#### What you will do:
An exact copy of every entry is needed, without any of the pictures.

Records from a collection:
== == ==

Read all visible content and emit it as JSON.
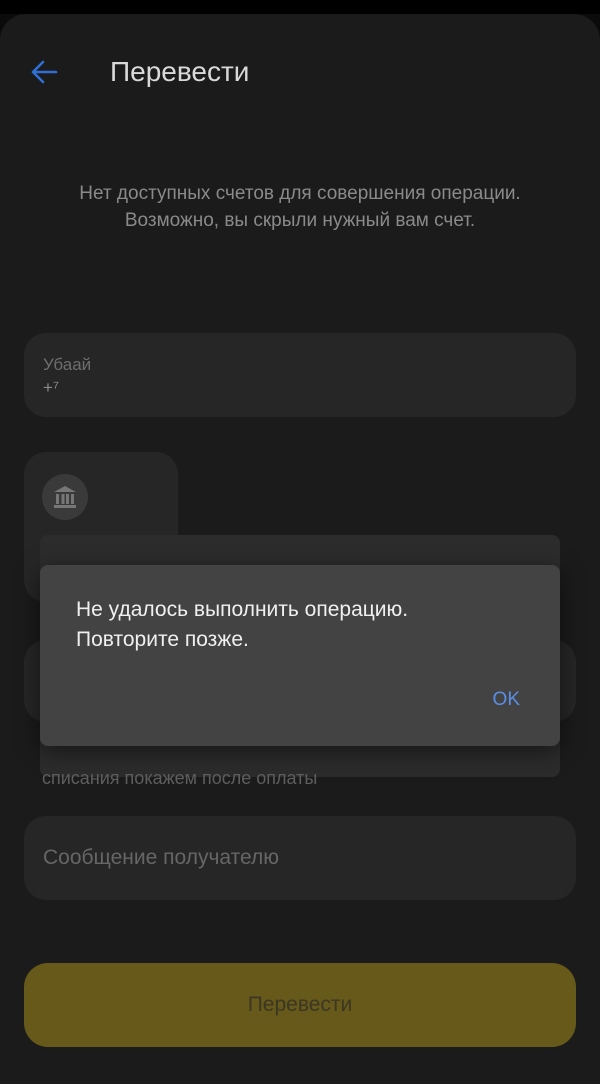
{
  "header": {
    "title": "Перевести",
    "back_icon": "arrow-left-icon",
    "accent_color": "#2f6fd6"
  },
  "notice": "Нет доступных счетов для совершения операции.\nВозможно, вы скрыли нужный вам счет.",
  "recipient": {
    "name": "Убаай",
    "phone": "+⁷"
  },
  "bank": {
    "icon": "bank-icon"
  },
  "fee_note": "списания покажем после оплаты",
  "message": {
    "placeholder": "Сообщение получателю",
    "value": ""
  },
  "submit": {
    "label": "Перевести",
    "color": "#66591a"
  },
  "dialog": {
    "message": "Не удалось выполнить операцию.\nПовторите позже.",
    "ok_label": "OK"
  }
}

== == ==

#### Final answer:
Read all visible content and emit it as JSON.
{
  "header": {
    "title": "Перевести",
    "back_icon": "arrow-left-icon",
    "accent_color": "#2f6fd6"
  },
  "notice": "Нет доступных счетов для совершения операции.\nВозможно, вы скрыли нужный вам счет.",
  "recipient": {
    "name": "Убаай",
    "phone": "+⁷"
  },
  "bank": {
    "icon": "bank-icon"
  },
  "fee_note": "списания покажем после оплаты",
  "message": {
    "placeholder": "Сообщение получателю",
    "value": ""
  },
  "submit": {
    "label": "Перевести",
    "color": "#66591a"
  },
  "dialog": {
    "message": "Не удалось выполнить операцию.\nПовторите позже.",
    "ok_label": "OK"
  }
}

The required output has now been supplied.